- **DIRECTIONS**: All records below must be retyped exactly.

[Component data from apps and pages]
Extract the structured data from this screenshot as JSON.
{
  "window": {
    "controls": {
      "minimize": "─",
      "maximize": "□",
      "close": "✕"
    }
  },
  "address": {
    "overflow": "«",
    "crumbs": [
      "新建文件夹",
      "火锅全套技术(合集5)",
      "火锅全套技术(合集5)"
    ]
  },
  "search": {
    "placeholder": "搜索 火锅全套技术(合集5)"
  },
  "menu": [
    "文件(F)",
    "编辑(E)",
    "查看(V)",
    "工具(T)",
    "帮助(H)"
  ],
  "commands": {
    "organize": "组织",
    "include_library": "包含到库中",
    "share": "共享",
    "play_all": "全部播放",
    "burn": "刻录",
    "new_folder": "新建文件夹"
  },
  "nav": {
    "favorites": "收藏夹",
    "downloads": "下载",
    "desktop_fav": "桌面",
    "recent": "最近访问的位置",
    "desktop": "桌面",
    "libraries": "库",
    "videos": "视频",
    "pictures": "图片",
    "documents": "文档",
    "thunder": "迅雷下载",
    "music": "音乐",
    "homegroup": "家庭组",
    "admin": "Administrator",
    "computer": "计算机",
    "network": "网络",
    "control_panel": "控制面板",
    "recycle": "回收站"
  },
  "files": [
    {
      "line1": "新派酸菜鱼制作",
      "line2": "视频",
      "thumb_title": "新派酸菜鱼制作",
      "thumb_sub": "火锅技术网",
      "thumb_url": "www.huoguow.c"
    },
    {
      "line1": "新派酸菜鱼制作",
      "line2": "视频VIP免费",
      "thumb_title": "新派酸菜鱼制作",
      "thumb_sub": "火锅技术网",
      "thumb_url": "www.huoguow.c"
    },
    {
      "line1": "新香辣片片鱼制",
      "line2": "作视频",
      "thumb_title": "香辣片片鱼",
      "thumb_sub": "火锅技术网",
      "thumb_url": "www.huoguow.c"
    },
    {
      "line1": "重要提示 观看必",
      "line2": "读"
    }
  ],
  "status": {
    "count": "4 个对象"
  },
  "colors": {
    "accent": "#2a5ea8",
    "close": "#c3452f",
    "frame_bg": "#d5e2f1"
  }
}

- **RESPONSE TO THE TASK**:
Extract the structured data from this screenshot as JSON.
{
  "window": {
    "controls": {
      "minimize": "─",
      "maximize": "□",
      "close": "✕"
    }
  },
  "address": {
    "overflow": "«",
    "crumbs": [
      "新建文件夹",
      "火锅全套技术(合集5)",
      "火锅全套技术(合集5)"
    ]
  },
  "search": {
    "placeholder": "搜索 火锅全套技术(合集5)"
  },
  "menu": [
    "文件(F)",
    "编辑(E)",
    "查看(V)",
    "工具(T)",
    "帮助(H)"
  ],
  "commands": {
    "organize": "组织",
    "include_library": "包含到库中",
    "share": "共享",
    "play_all": "全部播放",
    "burn": "刻录",
    "new_folder": "新建文件夹"
  },
  "nav": {
    "favorites": "收藏夹",
    "downloads": "下载",
    "desktop_fav": "桌面",
    "recent": "最近访问的位置",
    "desktop": "桌面",
    "libraries": "库",
    "videos": "视频",
    "pictures": "图片",
    "documents": "文档",
    "thunder": "迅雷下载",
    "music": "音乐",
    "homegroup": "家庭组",
    "admin": "Administrator",
    "computer": "计算机",
    "network": "网络",
    "control_panel": "控制面板",
    "recycle": "回收站"
  },
  "files": [
    {
      "line1": "新派酸菜鱼制作",
      "line2": "视频",
      "thumb_title": "新派酸菜鱼制作",
      "thumb_sub": "火锅技术网",
      "thumb_url": "www.huoguow.c"
    },
    {
      "line1": "新派酸菜鱼制作",
      "line2": "视频VIP免费",
      "thumb_title": "新派酸菜鱼制作",
      "thumb_sub": "火锅技术网",
      "thumb_url": "www.huoguow.c"
    },
    {
      "line1": "新香辣片片鱼制",
      "line2": "作视频",
      "thumb_title": "香辣片片鱼",
      "thumb_sub": "火锅技术网",
      "thumb_url": "www.huoguow.c"
    },
    {
      "line1": "重要提示 观看必",
      "line2": "读"
    }
  ],
  "status": {
    "count": "4 个对象"
  },
  "colors": {
    "accent": "#2a5ea8",
    "close": "#c3452f",
    "frame_bg": "#d5e2f1"
  }
}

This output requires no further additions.